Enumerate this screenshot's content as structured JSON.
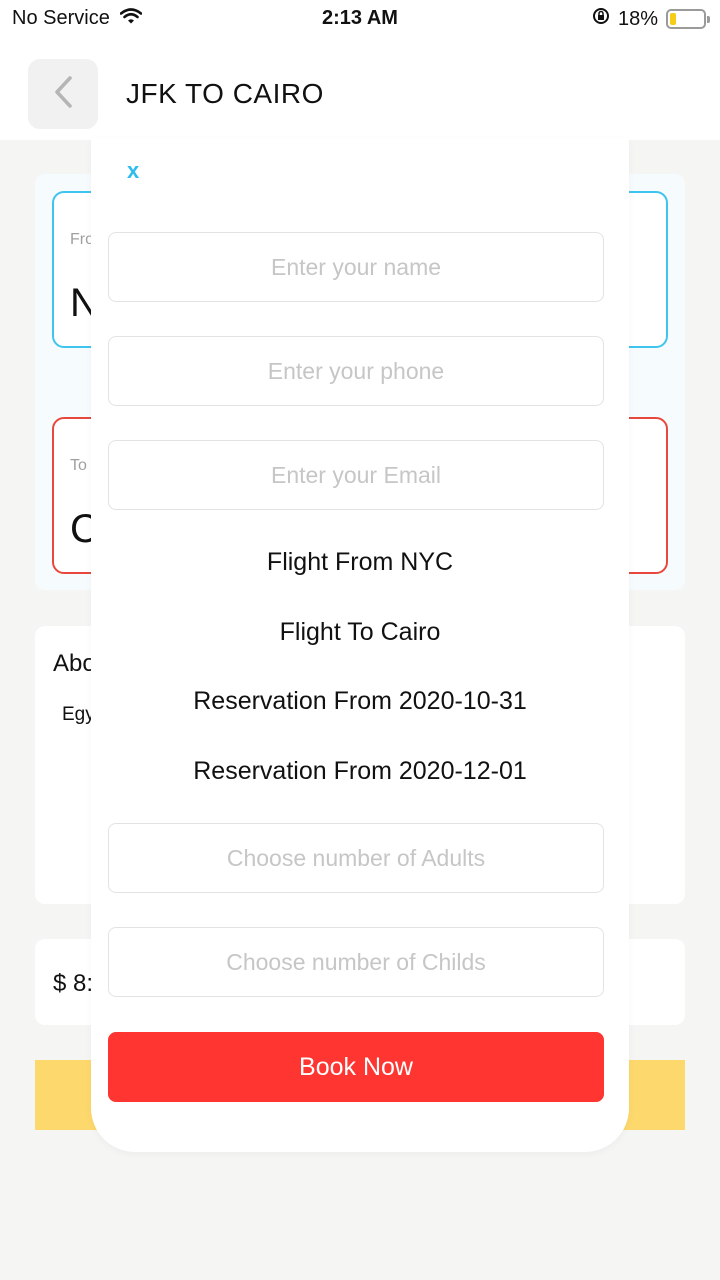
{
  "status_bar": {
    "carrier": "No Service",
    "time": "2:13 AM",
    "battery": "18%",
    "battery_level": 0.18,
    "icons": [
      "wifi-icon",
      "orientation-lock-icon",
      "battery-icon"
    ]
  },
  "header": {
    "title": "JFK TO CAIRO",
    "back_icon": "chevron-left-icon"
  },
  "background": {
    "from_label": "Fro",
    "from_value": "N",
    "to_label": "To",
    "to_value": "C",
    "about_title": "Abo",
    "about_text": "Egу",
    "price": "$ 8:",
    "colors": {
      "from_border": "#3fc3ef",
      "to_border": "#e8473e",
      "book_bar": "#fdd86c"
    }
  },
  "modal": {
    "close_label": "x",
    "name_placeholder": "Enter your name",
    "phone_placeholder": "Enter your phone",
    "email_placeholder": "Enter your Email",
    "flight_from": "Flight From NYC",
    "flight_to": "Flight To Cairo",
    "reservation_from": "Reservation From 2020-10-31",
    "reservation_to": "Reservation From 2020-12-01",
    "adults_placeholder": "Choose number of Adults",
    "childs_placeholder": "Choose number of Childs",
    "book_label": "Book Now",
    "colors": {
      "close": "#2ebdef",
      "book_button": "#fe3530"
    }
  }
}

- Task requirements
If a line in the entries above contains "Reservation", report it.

- Exercise result
    "reservation_from": "Reservation From 2020-10-31",
    "reservation_to": "Reservation From 2020-12-01",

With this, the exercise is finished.